The following company we visited was a small tech startup, called Mercatus. Probably one of the coolest meetings we had. The entire meeting was with the CEO! And he was a really cool ND grad. Oh, and we were fed for free! At the beginning of the meeting the CEO and his customer success team asked us what questions we wanted answered during the meeting, and they used those questions to guide the conversation. They were extremely attentive to what we wanted to learn. They had a very insightful presentation on their mission as well as the market they are trying to service. Their product essentially boosts the decision-making efficiency of other companies and financial institutions which work on a plethora of projects. Their software allows for increased visibility of trends and project vitals that drive the decision-making processes. In other words, they found a process that could be improved and they made it more efficient. We also (casually) got a free copy of a cool book about the clean energy revolution. Definitely one of the coolest meetings of the trip.

The final meeting of the day was with THE Tesla. The meeting with the HR team was so quick I don’t really remember much from those 10 minutes. Expect for this useful statistic: Tesla is more difficult to get into than Harvard—so that’s nice to know. Coolest part was the tour. Their manufacturing plant is so huge they have their own custom trolley car and tour guide for the tour. Basically, Disney Land for Engineers and Car nerds. Not going to lie, it was pretty exhilarating to get to see these huge Japanese robots handle all the cars-to-be and flip them around like pancakes.

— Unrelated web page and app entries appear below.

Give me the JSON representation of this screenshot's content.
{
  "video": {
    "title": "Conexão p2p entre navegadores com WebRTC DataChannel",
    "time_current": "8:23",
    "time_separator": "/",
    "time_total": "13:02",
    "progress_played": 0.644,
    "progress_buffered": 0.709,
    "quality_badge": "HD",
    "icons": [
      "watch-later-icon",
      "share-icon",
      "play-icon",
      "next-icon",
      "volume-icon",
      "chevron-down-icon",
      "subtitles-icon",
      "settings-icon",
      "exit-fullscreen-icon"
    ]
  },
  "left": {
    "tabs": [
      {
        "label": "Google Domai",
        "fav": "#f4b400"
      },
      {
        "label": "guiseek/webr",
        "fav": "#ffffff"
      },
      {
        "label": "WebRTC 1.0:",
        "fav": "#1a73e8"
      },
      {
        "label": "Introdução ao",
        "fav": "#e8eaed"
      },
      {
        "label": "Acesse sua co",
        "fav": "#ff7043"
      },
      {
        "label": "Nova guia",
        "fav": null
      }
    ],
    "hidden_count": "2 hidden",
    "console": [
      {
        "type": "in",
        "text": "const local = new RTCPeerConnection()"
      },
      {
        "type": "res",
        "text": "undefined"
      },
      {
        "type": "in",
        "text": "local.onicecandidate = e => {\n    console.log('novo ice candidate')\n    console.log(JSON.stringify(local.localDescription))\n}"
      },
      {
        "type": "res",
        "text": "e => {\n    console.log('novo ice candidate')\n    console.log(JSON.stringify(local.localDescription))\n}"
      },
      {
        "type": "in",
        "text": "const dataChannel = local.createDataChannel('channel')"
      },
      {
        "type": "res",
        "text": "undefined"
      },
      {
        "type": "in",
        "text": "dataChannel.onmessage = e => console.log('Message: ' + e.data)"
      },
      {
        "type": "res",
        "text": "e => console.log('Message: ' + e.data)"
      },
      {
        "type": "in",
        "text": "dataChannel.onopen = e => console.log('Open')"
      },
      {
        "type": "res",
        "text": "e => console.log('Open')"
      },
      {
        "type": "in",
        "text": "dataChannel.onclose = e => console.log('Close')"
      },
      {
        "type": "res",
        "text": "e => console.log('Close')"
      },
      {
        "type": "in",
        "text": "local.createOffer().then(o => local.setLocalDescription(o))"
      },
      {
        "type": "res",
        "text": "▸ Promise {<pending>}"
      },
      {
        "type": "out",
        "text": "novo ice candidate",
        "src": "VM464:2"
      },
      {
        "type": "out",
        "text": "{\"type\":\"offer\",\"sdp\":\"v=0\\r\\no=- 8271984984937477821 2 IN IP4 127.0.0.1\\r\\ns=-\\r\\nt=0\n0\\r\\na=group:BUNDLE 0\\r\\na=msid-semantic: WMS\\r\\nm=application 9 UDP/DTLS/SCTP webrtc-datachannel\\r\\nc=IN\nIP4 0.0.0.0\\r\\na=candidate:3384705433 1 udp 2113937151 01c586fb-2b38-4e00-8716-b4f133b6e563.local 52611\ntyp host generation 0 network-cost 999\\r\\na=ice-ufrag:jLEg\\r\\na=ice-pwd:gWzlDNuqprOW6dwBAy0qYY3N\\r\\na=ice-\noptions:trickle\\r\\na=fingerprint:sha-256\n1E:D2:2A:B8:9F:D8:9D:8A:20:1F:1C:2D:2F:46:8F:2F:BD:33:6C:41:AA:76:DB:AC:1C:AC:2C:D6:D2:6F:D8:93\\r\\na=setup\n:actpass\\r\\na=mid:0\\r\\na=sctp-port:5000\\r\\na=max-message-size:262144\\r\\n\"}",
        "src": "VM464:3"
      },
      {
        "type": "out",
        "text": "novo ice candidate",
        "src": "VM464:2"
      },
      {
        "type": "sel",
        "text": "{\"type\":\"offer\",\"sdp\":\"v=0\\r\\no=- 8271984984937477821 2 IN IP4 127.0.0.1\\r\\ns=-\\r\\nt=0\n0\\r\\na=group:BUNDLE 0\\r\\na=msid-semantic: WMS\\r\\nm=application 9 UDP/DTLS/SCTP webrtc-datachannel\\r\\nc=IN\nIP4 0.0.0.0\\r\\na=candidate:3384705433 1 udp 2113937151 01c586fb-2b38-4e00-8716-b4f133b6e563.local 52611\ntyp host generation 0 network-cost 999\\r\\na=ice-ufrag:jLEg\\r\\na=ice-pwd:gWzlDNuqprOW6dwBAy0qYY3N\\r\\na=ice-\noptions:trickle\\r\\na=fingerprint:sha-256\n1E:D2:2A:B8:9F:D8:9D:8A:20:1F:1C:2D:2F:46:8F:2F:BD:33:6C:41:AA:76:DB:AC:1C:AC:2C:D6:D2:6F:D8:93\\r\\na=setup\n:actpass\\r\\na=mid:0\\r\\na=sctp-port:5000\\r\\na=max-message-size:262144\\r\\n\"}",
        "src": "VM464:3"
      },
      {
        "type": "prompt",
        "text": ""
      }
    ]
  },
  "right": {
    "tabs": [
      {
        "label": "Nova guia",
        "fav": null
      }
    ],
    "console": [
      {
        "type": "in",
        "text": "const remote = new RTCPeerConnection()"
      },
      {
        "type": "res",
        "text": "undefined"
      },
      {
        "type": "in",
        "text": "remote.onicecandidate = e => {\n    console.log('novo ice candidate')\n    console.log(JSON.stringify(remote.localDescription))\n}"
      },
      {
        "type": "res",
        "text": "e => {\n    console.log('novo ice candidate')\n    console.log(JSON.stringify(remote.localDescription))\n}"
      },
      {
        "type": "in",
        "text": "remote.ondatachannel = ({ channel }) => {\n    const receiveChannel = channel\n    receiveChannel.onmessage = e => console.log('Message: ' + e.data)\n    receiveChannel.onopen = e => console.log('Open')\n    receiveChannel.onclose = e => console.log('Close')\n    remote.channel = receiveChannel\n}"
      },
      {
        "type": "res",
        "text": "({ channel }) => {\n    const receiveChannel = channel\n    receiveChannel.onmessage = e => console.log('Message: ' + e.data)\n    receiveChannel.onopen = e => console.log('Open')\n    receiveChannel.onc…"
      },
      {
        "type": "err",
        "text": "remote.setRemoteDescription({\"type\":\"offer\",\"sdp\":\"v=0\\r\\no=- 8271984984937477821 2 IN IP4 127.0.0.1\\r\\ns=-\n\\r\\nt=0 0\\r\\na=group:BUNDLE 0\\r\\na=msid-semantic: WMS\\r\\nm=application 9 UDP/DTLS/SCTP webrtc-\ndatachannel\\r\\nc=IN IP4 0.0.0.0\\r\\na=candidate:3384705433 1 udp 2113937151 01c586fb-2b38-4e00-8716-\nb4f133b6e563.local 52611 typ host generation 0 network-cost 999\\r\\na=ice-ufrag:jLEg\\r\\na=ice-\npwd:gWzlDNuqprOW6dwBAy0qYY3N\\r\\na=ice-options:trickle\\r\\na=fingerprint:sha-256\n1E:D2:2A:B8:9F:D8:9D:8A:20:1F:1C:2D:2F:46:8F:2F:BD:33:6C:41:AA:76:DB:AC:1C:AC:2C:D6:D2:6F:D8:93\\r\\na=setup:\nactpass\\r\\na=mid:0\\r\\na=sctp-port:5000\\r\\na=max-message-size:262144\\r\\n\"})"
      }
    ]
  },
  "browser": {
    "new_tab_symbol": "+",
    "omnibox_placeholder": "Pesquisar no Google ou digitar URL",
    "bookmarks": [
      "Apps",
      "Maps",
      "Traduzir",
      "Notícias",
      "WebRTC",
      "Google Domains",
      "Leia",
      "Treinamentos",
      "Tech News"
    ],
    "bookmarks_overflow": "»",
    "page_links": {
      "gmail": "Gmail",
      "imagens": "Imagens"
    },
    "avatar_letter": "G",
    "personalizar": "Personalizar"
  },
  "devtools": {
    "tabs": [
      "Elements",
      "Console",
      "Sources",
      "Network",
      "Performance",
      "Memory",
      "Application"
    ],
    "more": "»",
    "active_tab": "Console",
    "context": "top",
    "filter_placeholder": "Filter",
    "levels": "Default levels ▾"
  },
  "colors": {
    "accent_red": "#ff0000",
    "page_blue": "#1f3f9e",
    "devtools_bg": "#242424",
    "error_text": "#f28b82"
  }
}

For dinner, we went to this Oyster place at Fisherman’s Wharf and had some scrumptious seafood. I got some fish tacos. Highly recommend. 10/10. Life without fish tacos is no life at all.

-- Juan Velazquez, Class of 2017